Frailty in medical terms refers to a person's health status and the risk of adverse events related to various health conditions. It is usually associated with older adults.
The researchers wanted to know the impact of age on fitness and frailty and the impact of fitness and frailty related to age and sex on mortality.
They looked at data on 14 713 people, of whom 54 percent were women, over a 12 year period from 1994-95 to 2006-07 with two-year monitoring intervals.
A Frailty Index, used to grade risk, rated people's health levels and the accumulation of health deficits.
Most participants (7183) reported fairly high relative fitness at the start of the study compared with 1019 who were frail.
These relatively fit people generally stayed healthy and those who were frail at the start were most likely to die.
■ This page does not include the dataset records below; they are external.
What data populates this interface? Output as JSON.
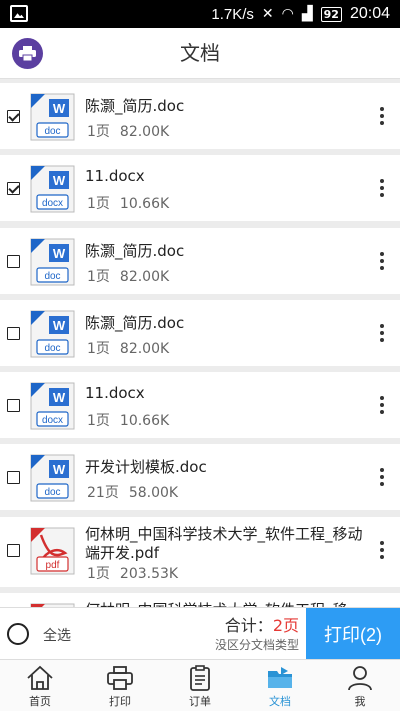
{
  "status_bar": {
    "speed": "1.7K/s",
    "battery": "92",
    "time": "20:04"
  },
  "header": {
    "title": "文档"
  },
  "files": [
    {
      "name": "陈灏_简历.doc",
      "ext": "doc",
      "pages": "1页",
      "size": "82.00K",
      "checked": true
    },
    {
      "name": "11.docx",
      "ext": "docx",
      "pages": "1页",
      "size": "10.66K",
      "checked": true
    },
    {
      "name": "陈灏_简历.doc",
      "ext": "doc",
      "pages": "1页",
      "size": "82.00K",
      "checked": false
    },
    {
      "name": "陈灏_简历.doc",
      "ext": "doc",
      "pages": "1页",
      "size": "82.00K",
      "checked": false
    },
    {
      "name": "11.docx",
      "ext": "docx",
      "pages": "1页",
      "size": "10.66K",
      "checked": false
    },
    {
      "name": "开发计划模板.doc",
      "ext": "doc",
      "pages": "21页",
      "size": "58.00K",
      "checked": false
    },
    {
      "name": "何林明_中国科学技术大学_软件工程_移动端开发.pdf",
      "ext": "pdf",
      "pages": "1页",
      "size": "203.53K",
      "checked": false
    },
    {
      "name": "何林明_中国科学技术大学_软件工程_移",
      "ext": "pdf",
      "pages": "",
      "size": "",
      "checked": false
    }
  ],
  "action_bar": {
    "select_all": "全选",
    "total_label": "合计：",
    "total_value": "2页",
    "hint": "没区分文档类型",
    "print_label": "打印(2)"
  },
  "tabs": [
    {
      "label": "首页",
      "icon": "home-icon",
      "active": false
    },
    {
      "label": "打印",
      "icon": "printer-icon",
      "active": false
    },
    {
      "label": "订单",
      "icon": "order-icon",
      "active": false
    },
    {
      "label": "文档",
      "icon": "folder-icon",
      "active": true
    },
    {
      "label": "我",
      "icon": "person-icon",
      "active": false
    }
  ],
  "colors": {
    "accent": "#2d9cf4",
    "header_button": "#5b3fa0",
    "total_value": "#e53935",
    "active_tab": "#2a93d5"
  }
}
As participants aged, their frailty level increased.
"We found that the prevalence of frailty increased exponentially with age throughout the adult life span and not just after age 65, where the sharpest inflection of the curve occurred," wrote Kenneth Rockwood, Dalhousie University and coauthors.
People with higher frailty levels used more health care services and the risk of institutionalisation increased for the frailest.
"Our data suggest that deficit accumulation is a fact of aging, not age, and that the antecedents of frailty in late life manifest at least by middle age," the authors said.
The study was published Canadian Medical Association Journal.